Task brief:
Please give the number of lines in the entries below that hold "download", with no other words.

++++++++

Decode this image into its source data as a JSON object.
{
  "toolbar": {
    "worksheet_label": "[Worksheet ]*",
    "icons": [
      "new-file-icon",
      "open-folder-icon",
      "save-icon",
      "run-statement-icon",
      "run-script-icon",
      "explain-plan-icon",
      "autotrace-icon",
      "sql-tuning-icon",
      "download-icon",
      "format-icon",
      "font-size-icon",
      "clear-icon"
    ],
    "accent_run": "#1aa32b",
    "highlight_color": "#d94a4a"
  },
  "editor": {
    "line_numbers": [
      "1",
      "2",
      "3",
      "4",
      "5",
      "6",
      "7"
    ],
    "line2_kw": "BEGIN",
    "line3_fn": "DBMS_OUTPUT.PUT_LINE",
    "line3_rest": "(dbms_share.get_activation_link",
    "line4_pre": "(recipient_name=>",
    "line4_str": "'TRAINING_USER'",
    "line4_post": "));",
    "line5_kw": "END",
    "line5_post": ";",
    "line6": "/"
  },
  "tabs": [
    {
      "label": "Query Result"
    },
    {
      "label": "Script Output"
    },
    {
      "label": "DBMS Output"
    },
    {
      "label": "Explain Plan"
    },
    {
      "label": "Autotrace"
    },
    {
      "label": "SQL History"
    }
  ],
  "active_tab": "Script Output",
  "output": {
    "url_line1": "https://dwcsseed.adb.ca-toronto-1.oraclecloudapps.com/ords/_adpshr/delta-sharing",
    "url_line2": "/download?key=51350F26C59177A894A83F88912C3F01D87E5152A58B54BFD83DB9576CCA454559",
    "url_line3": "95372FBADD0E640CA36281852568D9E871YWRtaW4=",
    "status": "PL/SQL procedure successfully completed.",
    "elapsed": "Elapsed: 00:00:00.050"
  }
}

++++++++

Response to the exercise:
2